• Task instructions: In the data below, find every line that has the string "decrease", and copy it.

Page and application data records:
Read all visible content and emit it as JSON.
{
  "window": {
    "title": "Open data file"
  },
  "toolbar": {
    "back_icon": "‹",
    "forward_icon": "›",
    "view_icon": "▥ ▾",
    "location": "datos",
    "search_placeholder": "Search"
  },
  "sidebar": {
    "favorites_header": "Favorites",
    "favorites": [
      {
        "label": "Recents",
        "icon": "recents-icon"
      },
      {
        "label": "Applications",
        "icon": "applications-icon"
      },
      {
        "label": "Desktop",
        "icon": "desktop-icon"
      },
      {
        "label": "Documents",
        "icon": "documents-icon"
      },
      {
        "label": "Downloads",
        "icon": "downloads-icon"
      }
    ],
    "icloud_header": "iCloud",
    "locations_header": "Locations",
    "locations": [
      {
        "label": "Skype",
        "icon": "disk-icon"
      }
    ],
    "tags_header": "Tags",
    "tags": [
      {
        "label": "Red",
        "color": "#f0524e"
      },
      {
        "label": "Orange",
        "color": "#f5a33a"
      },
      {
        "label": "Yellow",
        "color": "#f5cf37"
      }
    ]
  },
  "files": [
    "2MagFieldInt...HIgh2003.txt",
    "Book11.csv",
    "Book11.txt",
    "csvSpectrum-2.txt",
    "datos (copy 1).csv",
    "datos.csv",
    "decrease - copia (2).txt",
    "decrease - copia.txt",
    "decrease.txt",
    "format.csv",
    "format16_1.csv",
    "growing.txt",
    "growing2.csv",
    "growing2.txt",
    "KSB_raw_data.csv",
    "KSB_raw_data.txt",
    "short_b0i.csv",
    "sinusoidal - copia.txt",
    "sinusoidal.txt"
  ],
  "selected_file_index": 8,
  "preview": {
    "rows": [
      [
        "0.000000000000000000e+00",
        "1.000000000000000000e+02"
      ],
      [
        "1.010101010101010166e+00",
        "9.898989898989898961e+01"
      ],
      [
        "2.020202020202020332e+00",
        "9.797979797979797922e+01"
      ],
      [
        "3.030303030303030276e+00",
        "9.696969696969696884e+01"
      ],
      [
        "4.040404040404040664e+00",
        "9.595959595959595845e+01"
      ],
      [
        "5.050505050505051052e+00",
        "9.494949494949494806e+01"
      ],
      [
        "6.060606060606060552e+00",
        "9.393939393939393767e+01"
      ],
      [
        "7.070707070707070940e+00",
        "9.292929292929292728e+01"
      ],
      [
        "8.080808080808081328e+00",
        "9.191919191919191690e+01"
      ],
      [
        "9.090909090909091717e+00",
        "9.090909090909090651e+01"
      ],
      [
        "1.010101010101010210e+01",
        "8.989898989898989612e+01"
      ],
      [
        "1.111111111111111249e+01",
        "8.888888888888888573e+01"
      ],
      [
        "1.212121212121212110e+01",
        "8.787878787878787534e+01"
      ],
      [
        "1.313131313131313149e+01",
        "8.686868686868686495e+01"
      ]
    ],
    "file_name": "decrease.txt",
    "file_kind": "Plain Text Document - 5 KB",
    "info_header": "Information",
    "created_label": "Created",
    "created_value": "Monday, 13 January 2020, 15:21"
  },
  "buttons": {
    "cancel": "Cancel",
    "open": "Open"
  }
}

• Your response:
    "decrease - copia (2).txt",
    "decrease - copia.txt",
    "decrease.txt",
    "file_name": "decrease.txt",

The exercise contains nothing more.